The board is well led and highly supportive of the principal and staff. Trustees are dedicated to serving their parent and church communities. They generously resource the school to maintain small class sizes. Trustees bring varied skills and professional expertise to their stewardship roles. A clear policy framework guides the school operation so that improvement and accountability processes are met.

2.2 What further developments are needed in school processes and practices for achievement of equity and excellence, and acceleration of learning?

Leaders and teachers are currently reviewing the school’s curriculum. They plan to redesign the curriculum so that it reflects their espoused Reggio Emilia and play-based learning philosophies and further promotes biculturalism. In addition, they intend to focus on teaching and learning approaches that enhance children’s ownership and leadership, including how assessment information is used.

Further developments for the board include reviewing its policies more strategically against practice.

3 Board assurance on legal requirements

Before the review, the board and principal of the school completed the ERO Board Assurance Statement and Self-Audit Checklists. In these documents they attested that they had taken all reasonable steps to meet their legislative obligations related to the following:

  • board administration

  • curriculum

  • management of health, safety and welfare

  • personnel management

  • finance

  • asset management.

During the review, ERO checked the following items because they have a potentially high impact on student safety and wellbeing:

  • emotional safety of students (including prevention of bullying and sexual harassment)

  • physical safety of students

  • teacher registration and certification

  • processes for appointing staff

  • stand down, suspension, expulsion and exclusion of students

  • attendance

  • school policies in relation to meeting the requirements of the Vulnerable Children Act 2014.

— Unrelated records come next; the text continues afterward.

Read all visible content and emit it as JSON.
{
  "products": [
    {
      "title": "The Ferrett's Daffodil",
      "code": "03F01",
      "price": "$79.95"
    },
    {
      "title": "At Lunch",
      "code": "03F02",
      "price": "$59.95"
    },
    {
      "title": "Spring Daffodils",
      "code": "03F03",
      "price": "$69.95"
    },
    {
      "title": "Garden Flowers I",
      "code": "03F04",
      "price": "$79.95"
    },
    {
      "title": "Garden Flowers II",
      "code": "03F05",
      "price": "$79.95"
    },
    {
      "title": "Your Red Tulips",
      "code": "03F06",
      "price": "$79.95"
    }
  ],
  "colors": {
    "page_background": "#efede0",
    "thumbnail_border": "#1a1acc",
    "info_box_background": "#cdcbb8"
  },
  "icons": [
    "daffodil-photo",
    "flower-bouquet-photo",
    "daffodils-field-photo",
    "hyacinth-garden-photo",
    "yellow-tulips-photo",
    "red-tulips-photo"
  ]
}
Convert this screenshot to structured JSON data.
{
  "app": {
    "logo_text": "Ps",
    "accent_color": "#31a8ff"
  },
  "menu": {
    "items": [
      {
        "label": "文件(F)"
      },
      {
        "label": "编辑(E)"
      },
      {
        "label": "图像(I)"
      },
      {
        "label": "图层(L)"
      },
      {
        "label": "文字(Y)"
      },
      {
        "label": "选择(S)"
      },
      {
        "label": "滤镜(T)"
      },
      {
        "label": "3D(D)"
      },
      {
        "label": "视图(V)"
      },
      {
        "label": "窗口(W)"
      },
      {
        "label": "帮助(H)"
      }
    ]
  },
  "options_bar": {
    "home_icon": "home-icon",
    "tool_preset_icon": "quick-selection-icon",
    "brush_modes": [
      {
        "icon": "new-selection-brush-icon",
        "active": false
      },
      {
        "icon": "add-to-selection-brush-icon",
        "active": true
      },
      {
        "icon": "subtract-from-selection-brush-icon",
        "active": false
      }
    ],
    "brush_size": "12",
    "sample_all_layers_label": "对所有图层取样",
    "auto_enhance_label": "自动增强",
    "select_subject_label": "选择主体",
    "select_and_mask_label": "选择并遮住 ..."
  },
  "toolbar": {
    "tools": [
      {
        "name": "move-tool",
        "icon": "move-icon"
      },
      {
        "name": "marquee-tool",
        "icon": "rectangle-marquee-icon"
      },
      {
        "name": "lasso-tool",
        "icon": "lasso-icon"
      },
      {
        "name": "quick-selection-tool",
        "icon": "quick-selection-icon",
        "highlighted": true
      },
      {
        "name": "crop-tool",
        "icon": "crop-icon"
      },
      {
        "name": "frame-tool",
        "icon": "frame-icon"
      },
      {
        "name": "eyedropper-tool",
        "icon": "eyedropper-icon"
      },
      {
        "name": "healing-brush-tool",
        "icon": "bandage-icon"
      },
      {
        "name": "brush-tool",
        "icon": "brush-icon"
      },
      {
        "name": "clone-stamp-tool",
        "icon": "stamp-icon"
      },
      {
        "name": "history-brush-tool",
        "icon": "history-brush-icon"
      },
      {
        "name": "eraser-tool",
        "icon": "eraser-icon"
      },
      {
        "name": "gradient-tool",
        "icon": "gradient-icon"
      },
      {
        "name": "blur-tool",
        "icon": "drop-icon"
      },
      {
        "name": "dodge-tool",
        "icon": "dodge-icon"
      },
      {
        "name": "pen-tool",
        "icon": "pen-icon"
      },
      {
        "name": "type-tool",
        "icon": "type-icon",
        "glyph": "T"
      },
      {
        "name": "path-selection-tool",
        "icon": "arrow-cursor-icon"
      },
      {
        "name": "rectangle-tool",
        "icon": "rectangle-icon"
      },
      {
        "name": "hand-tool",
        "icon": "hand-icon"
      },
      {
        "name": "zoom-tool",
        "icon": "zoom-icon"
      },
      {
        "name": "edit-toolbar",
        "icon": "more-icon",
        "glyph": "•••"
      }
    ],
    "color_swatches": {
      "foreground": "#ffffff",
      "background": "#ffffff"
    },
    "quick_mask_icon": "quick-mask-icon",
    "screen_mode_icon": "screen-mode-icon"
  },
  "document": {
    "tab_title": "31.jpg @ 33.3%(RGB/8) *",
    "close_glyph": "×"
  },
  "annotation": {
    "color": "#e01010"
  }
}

Provision for international students

The school is a signatory to the Education (Pastoral Care of International Students) Code of Practice 2016 (the Code) established under section 238F of the Education Act 1989. The school has attested that it complies with all aspects of the Code. At the time of this review there were no international students attending the school, and no exchange students. However, the school hosts small groups of short stay international students in Terms 1 and 3. All international students come to New Zealand and reside with at least one parent. The school has very good systems in place to ensure that students are well integrated into classroom programmes and the wider life of the school, and that their wellbeing and pastoral needs are met.

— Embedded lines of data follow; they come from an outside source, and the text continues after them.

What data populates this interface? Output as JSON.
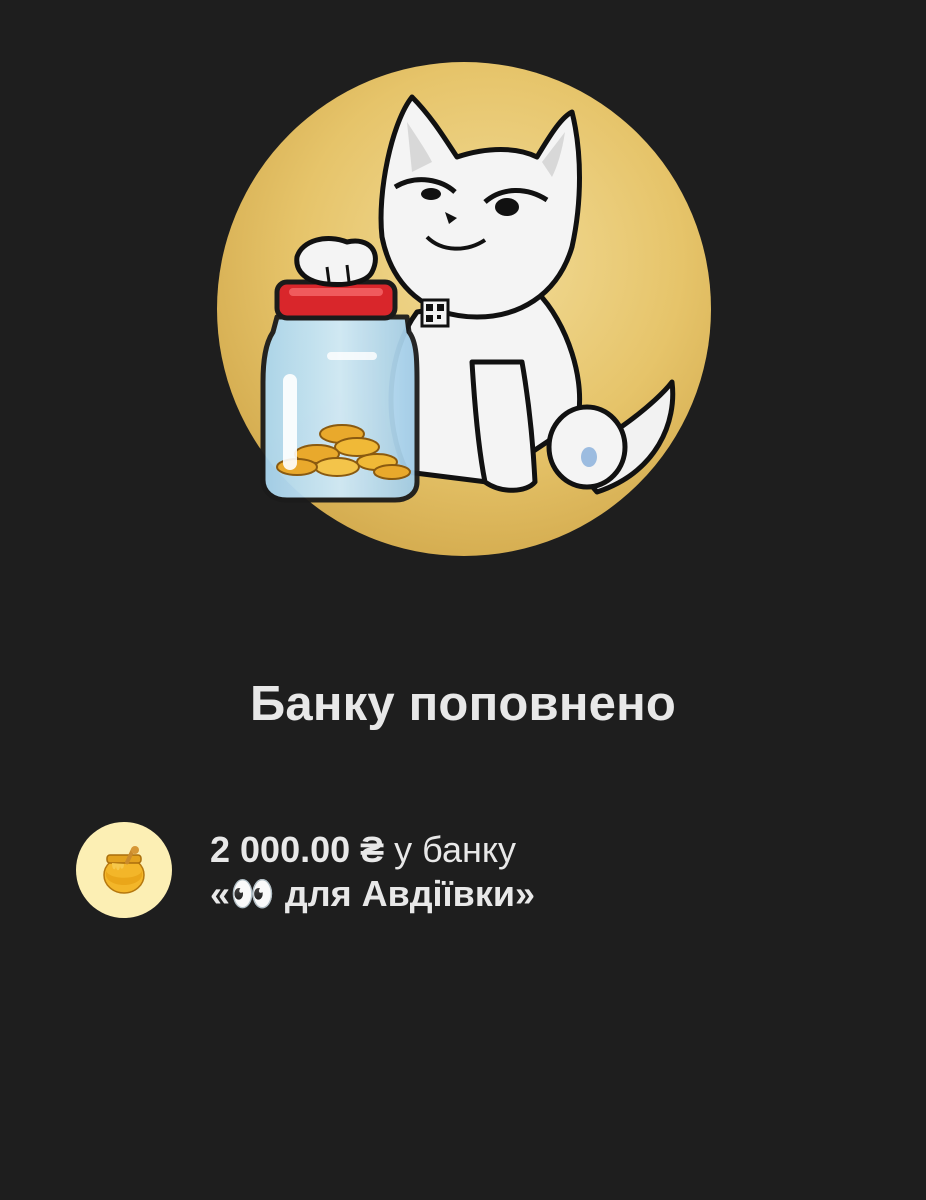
{
  "status": {
    "title": "Банку поповнено"
  },
  "transaction": {
    "amount": "2 000.00 ₴",
    "suffix": " у банку",
    "jar_name": "«👀 для Авдіївки»",
    "icon": "honey-pot-icon"
  },
  "hero": {
    "illustration": "cat-with-coin-jar",
    "circle_color": "#e8c469"
  }
}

4 Going forward

Key strengths of the school

For sustained improvement and future learner success, the school can draw on existing strengths in:

  • strong, professional leadership that uses internal evaluation as a mechanism for strategic and purposeful change and improvement

  • capable governance group that serves its school community very well and ensures equitable and excellence outcomes for children

  • schoolwide commitment to promoting success for Māori children

  • teachers who are skilled and reflective practitioners, designing learning programmes based on children’s needs, interests, strengths and talents

  • collaborative, family-focused approaches that enhance children’s learning and wellbeing.

Next steps

For sustained improvement and future learner success, priorities for further development are in reviewing and designing the school’s curriculum, and reviewing policies more strategically against practice.

ERO’s next external evaluation process and timing

ERO is likely to carry out the next external evaluation in three years.

Violet Tu’uga Stevenson

Director Review and Improvement Services Te Tai Raki – Northern Region

9 November 2018

About the school


Devonport, Auckland

Ministry of Education profile number


School type

State Integrated Catholic Years 1-6

School roll


Gender composition

Girls 54 Boys 30

Ethnic composition

Māori 3
Pākehā 62
other ethnic groups 19

Students with Ongoing Resourcing Funding (ORS)


Provision of Māori medium education


Review team on site

September 2018

Date of this report

9 November 2018

Most recent ERO report(s)

Education Review August 2015
Education Review May 2012
Education Review March 2009